TASK REQUIREMENTS
When checking the entries below, count every line with the word "title", then give only that number.

EXERCISE INPUT
*** Block opens ***
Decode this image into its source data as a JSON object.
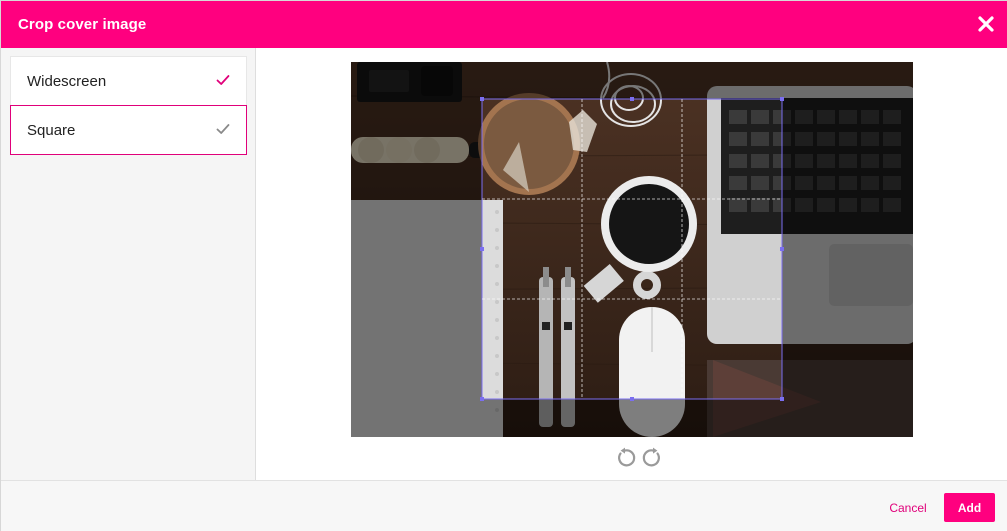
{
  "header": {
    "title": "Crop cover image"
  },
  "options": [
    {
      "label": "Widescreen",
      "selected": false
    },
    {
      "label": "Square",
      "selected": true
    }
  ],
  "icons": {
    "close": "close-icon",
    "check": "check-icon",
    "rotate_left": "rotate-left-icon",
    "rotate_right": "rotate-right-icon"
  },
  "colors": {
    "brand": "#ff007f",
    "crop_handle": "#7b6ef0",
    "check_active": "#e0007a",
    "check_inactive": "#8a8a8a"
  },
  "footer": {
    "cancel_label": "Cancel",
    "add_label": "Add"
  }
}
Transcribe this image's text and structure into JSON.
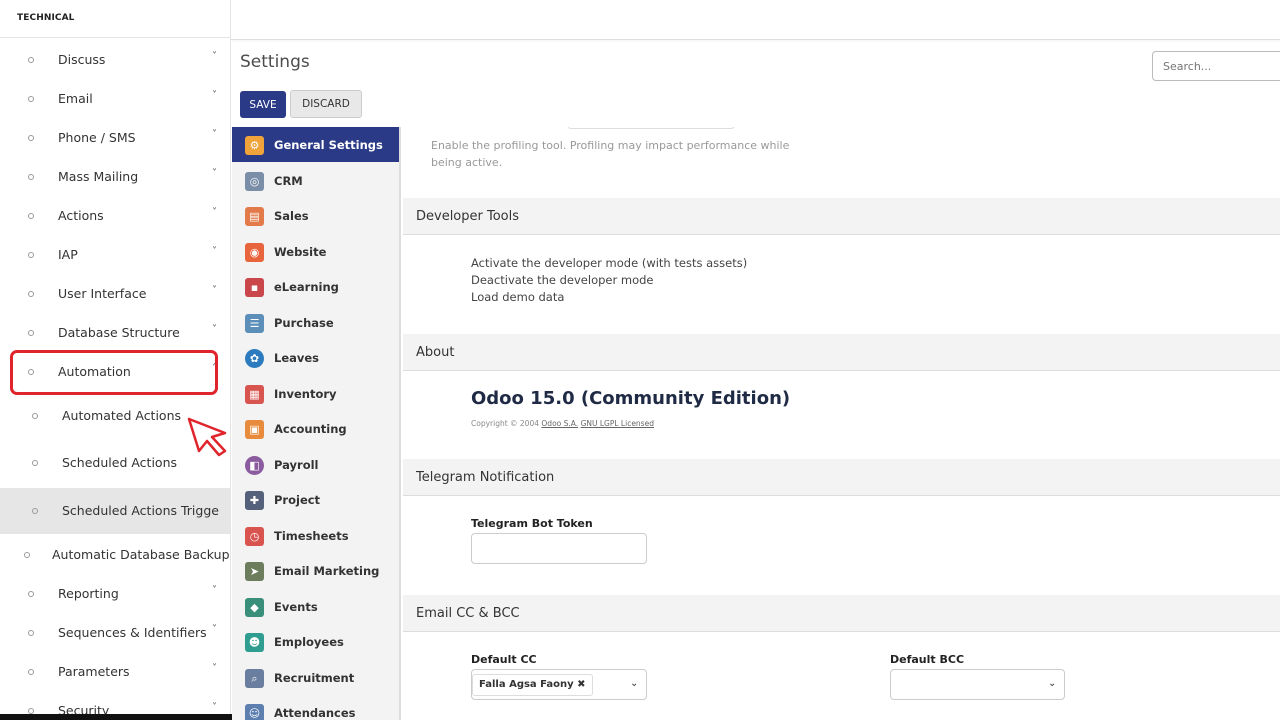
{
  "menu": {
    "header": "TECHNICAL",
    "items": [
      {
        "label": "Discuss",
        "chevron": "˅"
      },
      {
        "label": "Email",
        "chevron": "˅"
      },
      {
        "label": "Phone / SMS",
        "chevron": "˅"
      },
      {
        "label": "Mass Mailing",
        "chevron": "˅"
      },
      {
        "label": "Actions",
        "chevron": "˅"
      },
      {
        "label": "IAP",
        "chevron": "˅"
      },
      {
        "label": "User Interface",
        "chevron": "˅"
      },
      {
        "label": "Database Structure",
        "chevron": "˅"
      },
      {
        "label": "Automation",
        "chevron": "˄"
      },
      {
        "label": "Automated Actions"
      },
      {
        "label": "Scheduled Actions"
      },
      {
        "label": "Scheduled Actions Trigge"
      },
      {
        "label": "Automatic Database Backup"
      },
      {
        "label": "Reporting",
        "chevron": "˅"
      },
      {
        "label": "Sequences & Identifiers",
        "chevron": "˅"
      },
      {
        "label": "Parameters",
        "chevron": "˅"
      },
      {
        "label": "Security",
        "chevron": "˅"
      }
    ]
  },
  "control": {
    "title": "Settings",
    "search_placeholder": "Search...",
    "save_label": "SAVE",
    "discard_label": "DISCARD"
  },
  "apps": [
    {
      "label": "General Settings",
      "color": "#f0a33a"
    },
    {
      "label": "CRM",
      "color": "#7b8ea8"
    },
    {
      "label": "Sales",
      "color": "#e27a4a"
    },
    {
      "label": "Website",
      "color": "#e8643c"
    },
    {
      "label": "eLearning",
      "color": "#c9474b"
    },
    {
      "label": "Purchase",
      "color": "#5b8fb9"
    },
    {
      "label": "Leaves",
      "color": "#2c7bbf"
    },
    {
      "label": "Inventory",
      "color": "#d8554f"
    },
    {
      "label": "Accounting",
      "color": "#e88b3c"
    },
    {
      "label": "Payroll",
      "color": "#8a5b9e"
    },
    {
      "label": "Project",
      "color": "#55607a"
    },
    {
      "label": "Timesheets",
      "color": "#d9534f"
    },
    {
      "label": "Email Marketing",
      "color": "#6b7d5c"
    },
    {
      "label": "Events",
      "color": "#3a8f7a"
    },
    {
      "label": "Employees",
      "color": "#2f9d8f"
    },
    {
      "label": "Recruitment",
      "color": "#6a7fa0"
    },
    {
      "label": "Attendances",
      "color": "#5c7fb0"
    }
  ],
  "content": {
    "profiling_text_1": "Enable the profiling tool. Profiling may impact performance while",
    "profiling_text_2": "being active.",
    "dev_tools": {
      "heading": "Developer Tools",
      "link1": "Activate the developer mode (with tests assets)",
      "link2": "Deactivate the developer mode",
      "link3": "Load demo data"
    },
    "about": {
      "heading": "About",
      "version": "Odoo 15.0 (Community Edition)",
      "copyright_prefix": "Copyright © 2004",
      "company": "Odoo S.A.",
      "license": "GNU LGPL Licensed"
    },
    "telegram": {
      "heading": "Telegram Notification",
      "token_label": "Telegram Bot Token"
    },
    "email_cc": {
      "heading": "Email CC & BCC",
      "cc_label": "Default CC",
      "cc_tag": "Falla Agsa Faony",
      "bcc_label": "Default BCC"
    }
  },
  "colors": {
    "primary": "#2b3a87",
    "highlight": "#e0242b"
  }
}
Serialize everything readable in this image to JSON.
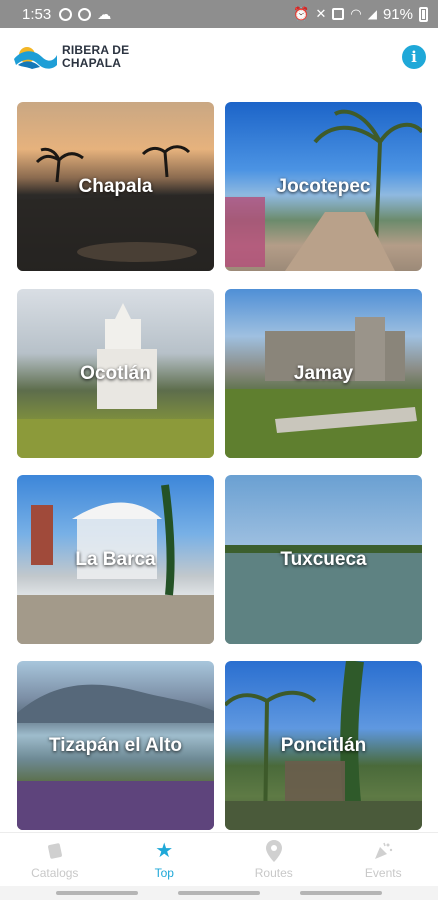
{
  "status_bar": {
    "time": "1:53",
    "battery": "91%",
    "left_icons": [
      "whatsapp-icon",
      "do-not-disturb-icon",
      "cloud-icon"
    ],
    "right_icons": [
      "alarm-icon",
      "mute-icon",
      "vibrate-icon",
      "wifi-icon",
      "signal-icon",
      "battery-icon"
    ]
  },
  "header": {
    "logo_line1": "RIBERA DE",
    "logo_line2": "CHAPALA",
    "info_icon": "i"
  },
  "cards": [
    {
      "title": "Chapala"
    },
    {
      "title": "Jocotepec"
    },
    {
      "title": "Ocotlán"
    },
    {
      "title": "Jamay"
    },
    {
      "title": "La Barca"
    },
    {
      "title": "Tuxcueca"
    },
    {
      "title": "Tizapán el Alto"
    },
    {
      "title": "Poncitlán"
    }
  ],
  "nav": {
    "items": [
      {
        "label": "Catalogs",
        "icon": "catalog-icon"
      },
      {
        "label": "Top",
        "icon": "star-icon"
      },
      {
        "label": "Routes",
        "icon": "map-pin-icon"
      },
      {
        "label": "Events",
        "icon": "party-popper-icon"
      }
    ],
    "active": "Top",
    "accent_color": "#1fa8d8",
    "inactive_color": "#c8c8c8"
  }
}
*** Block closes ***
RESPONSE
10